Data extracted from a collection:

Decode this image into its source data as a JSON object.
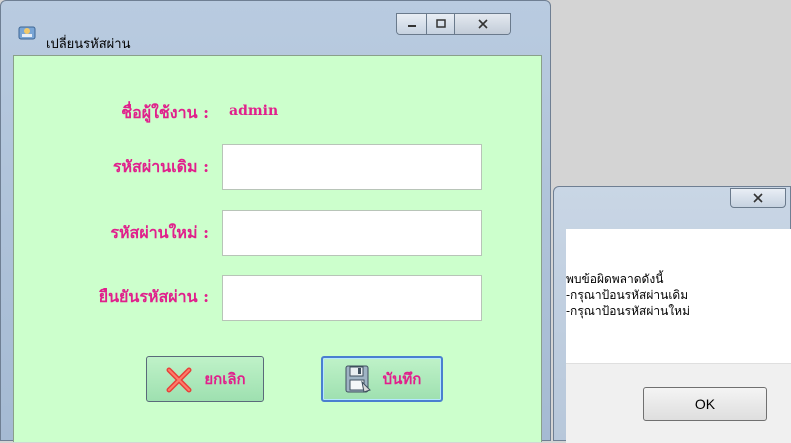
{
  "main_window": {
    "title": "เปลี่ยนรหัสผ่าน",
    "controls": {
      "minimize_icon": "minimize-icon",
      "maximize_icon": "maximize-icon",
      "close_icon": "close-icon"
    },
    "form": {
      "username_label": "ชื่อผู้ใช้งาน :",
      "username_value": "admin",
      "old_password_label": "รหัสผ่านเดิม :",
      "old_password_value": "",
      "new_password_label": "รหัสผ่านใหม่ :",
      "new_password_value": "",
      "confirm_password_label": "ยืนยันรหัสผ่าน :",
      "confirm_password_value": ""
    },
    "buttons": {
      "cancel_label": "ยกเลิก",
      "save_label": "บันทึก"
    },
    "colors": {
      "label": "#e0208c",
      "client_bg": "#ccffcc"
    }
  },
  "dialog": {
    "close_icon": "close-icon",
    "message_lines": [
      "พบข้อผิดพลาดดังนี้",
      "-กรุณาป้อนรหัสผ่านเดิม",
      "-กรุณาป้อนรหัสผ่านใหม่"
    ],
    "ok_label": "OK"
  }
}
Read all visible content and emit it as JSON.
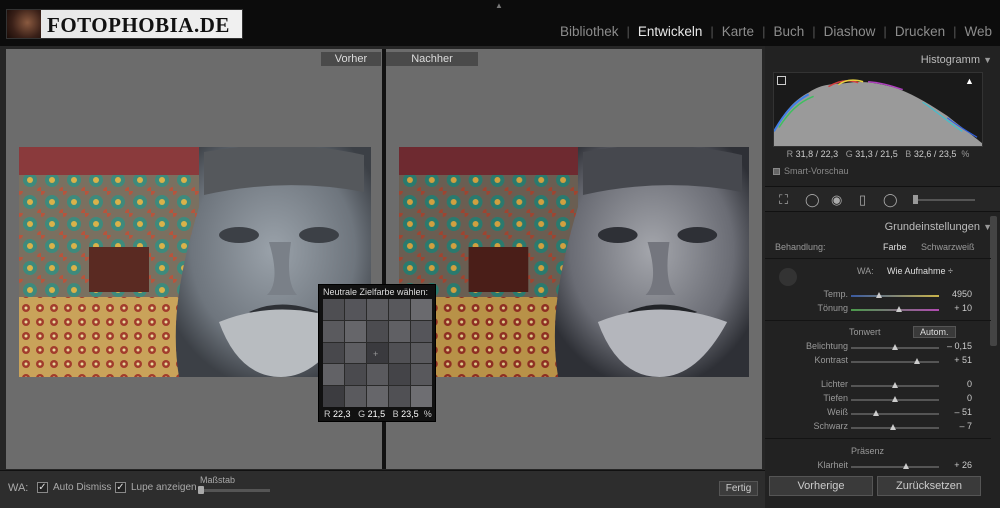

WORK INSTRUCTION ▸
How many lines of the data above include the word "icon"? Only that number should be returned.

EXERCISE RESULT ▸
4